Posted by ScuttleMonkey on Saturday July 22, @07:45PM from the smash-and-grab dept. Security

An anonymous reader writes "FBI agents today arrested Steven Rambam, the owner of a company that bills itself as the largest privately held online investigative service in the United States, according to's Security Fix blog. From the story: 'Rambam was arrested this afternoon by FBI agents just moments before he was to lead a panel discussion on privacy here at the HOPE hacker conference in New York City. Rambam and three other panelists were to discuss how they dug up -- in just 4.5 hours of searching private and public databases -- more than 500 pages worth of data on HOPE attendee Rick Dakan, who agreed to be the guinea pig for the project.'"

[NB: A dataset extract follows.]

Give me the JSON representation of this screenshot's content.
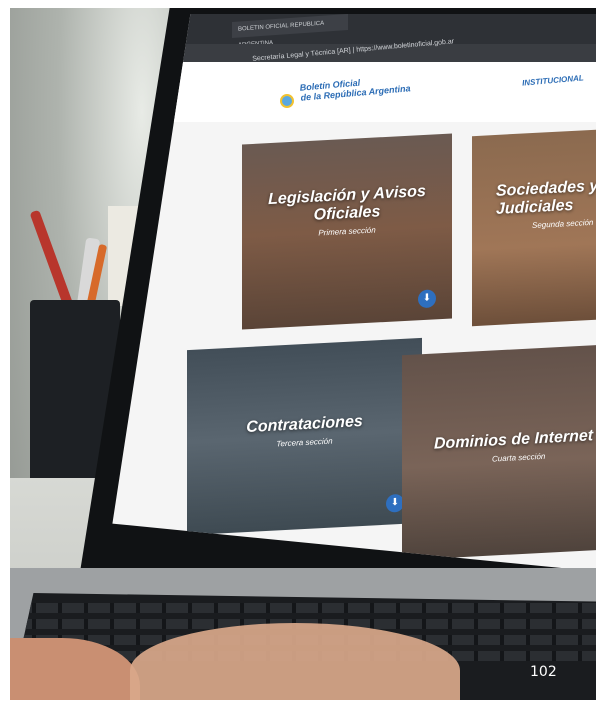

Tools & Techniques How secure do you want to be?

Hacktivismo launches ScatterChat

Posted by ScuttleMonkey on Saturday July 22, @09:34PM from the anti-electronic-shoulder-surfing dept. Security Software

un1xl0ser writes to tell us Hacktivismo has released a new chat program known as ScatterChat. It is a friendly fork of GAIM that "provides end-to-end encryption, integrated onion-routing with Tor, secure file transfers, and easy-to-read documentation." This announcement was made at HOPE, where CDs were distributed. A torrent and several screenshots are also available."

UPDATE 2-Expert report backs Google efforts to combat fraud

Fri Jul 21, 2006 6:24 PM ET

(Adds background to controversy, details)

By Eric Auchard

SAN FRANCISCO, July 21 (Reuters) - An independent report filed on Friday in an Arkansas court sided with Google over disgruntled advertisers who had sued the search engine giant accusing it of trying to drive up fees through so-called click fraud.

The two sides agreed to commission the report as part of a settlement deal for the lawsuit, filed by advertising customer Lane's Gifts in a state court in Miller County, Arkansas.

Pay-per-click advertising, where advertisers only pay when people click on ads, is seen by critics as the Achilles' heel of Web search leader Google, which last quarter saw revenues grow 77 percent to $2.46 billion, virtually all from such ads.

The suit alleged Web advertisers allowed their pay-per-click ad systems to be abused in order to drive up fees paid by customers. It argued that companies such as Google have not taken reasonable steps to regulate the practice.

"Based on my evaluation, I conclude that Google's efforts to combat click fraud are reasonable," Alexander Tuzhilin, a professor of information systems at New York University, said in the report. Lane's Gifts commissioned Tuzhilin's report.

... A hearing is scheduled for Monday to hear objections raised to the proposed agreement, in which Google has agreed to pay up to $90 million to settle charges of overbilling customers.

Tuzhilin, a Web marketing expert, said after talking to Google's fraud prevention team, he could say "with a moderate degree of certainty" that click fraud is "under control."

Critics argue that up to 30 percent of pay-per-click advertising actions may be fraudulent, a figure Google and rival Yahoo Inc. describe as wildly exaggerated.

No comments: